Google Chrome remains the most-used internet browser, and with people quarantining and working from home for the foreseeable future, it’s probably a good time to brush up on ways to make your web surfing more secure and private. One way to do that is with Chrome privacy extensions.
While Chrome does offer some built-in ways to improve privacy, a few Chrome privacy extensions can make your browser just a little bit more secure.
There are a lot of options out there, but some extensions offer specific benefits that might be more appealing to some users like focusing on ad tracking, third-party cookies, password management, and more.
Here are five solid Chrome privacy extensions to consider and a quick guide on how to install them.
How to add privacy extensions to Chrome
Luckily for Chrome users, the browser easily connects with non-Google extensions to enhance specific user experiences. So, those with privacy concerns can attach any preferred extension to block ads and cookies.
Most privacy extensions are accessible through downloading directly off from Chrome. However, a selection of Chrome compatible privacy extensions are located on the Chrome Web Store by searching for privacy extensions.
After selecting the privacy extension, press “add to Chrome.” A pop-up will appear and ask for permission before it connects. Then it will live in the top right corner.
Once added, users can adjust the options of the extension to fit their specific needs. Some people find ads targeted towards their interests useful while others find it invasive. Most privacy extensions have a “clear cookies” options which partly stops companies from tracking user activity.
But, privacy extensions don’t just wipe cookies, they provide a myriad of protections to prevent the oversharing of private data.
5 Chrome Privacy Extensions To Consider
Privacy Badger is one of the extensions that specifically monitors for third-party trackers. It automatically blocks advertisers from following users from site to site. The extension is spearheaded by the Electronic Frontier Foundation.
Privacy Badger blocks content that seems to be tracking users across different websites. It also keeps track of third-party domains in pages a user visits.
Red, yellow and green sliders on the Privacy Badger menu indicate which third-party domains are on your browser. A green slider means that there has not been any site to site tracking by the third-party. Yellow indicates that there is some tracking possible. Finally, red shows what Privacy Badger has blocked from tracking.
This color designation differentiates the tool from a traditional ad blocker as it allows for ads that don’t cross the line from site-to-site.
Blur is an extension that protects users beyond ad tracking. The application is a two-in-one stop for password and email protection.

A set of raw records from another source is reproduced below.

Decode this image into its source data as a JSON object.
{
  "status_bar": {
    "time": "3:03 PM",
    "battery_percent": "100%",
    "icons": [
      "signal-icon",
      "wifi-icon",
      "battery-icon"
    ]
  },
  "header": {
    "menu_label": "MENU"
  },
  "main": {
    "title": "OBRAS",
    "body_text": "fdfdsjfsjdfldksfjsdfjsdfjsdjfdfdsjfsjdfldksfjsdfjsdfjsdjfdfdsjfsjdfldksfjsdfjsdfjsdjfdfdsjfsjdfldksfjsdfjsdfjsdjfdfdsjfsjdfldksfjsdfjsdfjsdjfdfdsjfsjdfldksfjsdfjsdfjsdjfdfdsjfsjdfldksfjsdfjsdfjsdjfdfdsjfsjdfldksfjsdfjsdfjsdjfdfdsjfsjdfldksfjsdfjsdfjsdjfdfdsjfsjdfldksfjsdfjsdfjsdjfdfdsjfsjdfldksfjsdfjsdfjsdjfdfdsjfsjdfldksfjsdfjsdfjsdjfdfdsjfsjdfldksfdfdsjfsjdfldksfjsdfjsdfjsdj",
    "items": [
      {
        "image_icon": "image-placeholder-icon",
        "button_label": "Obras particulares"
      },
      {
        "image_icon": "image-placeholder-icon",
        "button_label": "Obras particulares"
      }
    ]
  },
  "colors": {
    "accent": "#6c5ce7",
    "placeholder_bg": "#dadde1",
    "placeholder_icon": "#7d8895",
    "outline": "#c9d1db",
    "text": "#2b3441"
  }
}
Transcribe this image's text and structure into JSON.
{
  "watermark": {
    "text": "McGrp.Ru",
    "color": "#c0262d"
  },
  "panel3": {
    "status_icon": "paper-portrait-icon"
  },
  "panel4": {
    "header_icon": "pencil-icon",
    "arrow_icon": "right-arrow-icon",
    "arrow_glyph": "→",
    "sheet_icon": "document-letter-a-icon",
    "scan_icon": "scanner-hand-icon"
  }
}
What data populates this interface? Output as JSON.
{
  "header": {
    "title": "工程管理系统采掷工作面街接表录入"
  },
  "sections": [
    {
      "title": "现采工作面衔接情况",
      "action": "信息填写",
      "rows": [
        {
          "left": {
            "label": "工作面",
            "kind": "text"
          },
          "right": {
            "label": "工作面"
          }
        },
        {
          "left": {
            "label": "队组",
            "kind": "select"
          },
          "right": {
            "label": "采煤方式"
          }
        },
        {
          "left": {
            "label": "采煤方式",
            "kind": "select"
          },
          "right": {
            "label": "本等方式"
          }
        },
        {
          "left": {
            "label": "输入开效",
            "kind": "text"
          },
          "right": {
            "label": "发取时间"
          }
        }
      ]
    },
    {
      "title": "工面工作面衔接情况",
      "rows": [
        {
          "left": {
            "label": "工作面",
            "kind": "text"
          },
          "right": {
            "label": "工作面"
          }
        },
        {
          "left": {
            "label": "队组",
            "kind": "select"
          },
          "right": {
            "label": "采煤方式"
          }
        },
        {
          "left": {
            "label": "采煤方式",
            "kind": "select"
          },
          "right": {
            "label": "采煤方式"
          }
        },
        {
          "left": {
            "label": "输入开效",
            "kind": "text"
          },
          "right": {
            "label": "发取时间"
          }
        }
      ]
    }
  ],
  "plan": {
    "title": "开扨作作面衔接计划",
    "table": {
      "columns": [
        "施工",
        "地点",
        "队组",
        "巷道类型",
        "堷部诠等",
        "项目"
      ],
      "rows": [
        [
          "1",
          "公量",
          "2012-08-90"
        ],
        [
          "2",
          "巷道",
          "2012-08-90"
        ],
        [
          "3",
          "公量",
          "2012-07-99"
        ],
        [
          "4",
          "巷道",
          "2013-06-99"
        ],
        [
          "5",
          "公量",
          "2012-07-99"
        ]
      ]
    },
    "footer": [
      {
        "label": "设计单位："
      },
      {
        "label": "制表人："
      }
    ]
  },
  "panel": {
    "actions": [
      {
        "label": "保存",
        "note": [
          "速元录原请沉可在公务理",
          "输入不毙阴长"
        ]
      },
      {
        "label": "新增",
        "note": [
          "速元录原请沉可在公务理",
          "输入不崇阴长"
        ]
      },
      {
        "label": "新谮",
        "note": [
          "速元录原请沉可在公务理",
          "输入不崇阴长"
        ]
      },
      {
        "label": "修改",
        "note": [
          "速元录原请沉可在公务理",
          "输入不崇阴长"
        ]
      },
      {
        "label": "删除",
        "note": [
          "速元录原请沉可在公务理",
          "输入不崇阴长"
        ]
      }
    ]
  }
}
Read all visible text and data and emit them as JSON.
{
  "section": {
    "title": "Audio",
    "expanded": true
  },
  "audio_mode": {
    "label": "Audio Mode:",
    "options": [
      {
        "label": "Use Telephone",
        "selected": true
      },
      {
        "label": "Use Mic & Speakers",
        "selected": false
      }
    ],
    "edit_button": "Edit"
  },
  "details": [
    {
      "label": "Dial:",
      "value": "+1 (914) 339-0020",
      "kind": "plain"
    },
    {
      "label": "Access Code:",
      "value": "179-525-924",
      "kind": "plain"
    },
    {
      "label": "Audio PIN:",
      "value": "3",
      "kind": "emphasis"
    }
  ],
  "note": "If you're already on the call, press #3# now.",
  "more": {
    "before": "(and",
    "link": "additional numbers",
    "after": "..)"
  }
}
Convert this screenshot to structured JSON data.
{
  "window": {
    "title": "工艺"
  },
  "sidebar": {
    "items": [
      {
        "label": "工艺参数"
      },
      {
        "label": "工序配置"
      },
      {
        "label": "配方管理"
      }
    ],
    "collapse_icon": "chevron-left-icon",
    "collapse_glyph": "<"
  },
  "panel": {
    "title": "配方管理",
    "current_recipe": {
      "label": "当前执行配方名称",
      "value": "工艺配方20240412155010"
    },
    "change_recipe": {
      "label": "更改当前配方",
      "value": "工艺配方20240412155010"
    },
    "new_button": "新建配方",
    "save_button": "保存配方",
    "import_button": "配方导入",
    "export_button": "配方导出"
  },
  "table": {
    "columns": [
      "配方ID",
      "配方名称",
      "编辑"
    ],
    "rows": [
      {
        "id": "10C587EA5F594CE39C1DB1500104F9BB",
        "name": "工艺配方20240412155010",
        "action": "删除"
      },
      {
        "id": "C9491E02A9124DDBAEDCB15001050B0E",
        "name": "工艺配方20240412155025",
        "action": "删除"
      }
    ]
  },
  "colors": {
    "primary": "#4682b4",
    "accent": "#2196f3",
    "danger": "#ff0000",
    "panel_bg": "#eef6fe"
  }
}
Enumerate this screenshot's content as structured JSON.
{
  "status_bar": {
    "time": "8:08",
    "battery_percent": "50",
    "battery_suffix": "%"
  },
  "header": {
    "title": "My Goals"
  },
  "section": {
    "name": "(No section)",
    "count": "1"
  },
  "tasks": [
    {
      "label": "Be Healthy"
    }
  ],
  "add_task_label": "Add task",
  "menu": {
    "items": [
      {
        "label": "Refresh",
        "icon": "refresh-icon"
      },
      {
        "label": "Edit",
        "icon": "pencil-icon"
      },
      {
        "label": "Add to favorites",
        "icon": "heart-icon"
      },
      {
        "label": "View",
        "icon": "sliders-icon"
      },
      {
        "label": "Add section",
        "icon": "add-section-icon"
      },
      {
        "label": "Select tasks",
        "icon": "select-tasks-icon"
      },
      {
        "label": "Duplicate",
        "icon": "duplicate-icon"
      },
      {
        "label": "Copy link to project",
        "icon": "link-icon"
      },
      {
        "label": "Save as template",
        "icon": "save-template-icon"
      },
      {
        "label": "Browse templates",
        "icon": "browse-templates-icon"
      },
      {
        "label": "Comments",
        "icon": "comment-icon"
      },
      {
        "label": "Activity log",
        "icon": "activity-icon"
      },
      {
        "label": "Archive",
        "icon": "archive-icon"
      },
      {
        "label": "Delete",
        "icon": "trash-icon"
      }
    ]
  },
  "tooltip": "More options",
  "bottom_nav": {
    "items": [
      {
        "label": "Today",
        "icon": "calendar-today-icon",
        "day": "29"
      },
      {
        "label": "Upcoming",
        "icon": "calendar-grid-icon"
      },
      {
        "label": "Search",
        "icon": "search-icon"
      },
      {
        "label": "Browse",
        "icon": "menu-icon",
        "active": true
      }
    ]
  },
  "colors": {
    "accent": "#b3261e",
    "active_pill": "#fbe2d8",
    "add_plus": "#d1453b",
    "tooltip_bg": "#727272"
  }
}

First, Blur manages passwords for any online account. It provides strong options for new passwords while storing saved passwords within the extension.
Additionally, the privacy extension encrypts user email for online accounts. Blur provides a slightly different email, that still functions as the original email, for an online account. So if the Blur email is compromised, the original email remains safe. Any message sent to the masked email will still end up in the user’s inbox.
uBlock Origin is another third-party ad blocker. Its purpose is similar to Privacy Badger as it does not aim to block all ads but rather the ads that follow users from site to site.
The extension interface shows how many ads are blocked on a current page and on the browser in total. The advance mode details which cookies have been blocked on each specific site.
uBlock Origin also prevents malware from taking over user data. Hackers can design software in the form of advertisements that steal private data. uBlock Origin identifies these types of attacks and automatically blocks them.
HTTPS Everywhere simply adds an ‘S’ to the HTTP at the beginning of each web url.
But that small change means a lot for user security.
It changes the site from regular HTTP protocol to strong by encrypting internet connection to the current site. This makes it more difficult for hackers to hijack a browser through an insecure Wi-Fi network.
Most sites on Chrome added the ‘S’ after Google announced in 2018 that it would be moving towards the strong protocol. But, some still remain regular and that’s where HTTPS Everywhere comes in.
Ghostery is a free extension that blocks third-party data trackers.
The extension notifies users how many trackers it is blocking, and can give you an in-depth look at what trackers are on a particular website.
For instance, if you’re on a website and click on the blue ghost icon for the extension, it gives you an instant run-down of how many trackers were blocked, how many of those trackers were for advertising, customer interaction, essential, or site analytics.
If you’re still quarantining and finding yourself with time on your hands, beefing up your browsing privacy and security with a few easy-to-install extensions is probably a productive way to pass the time.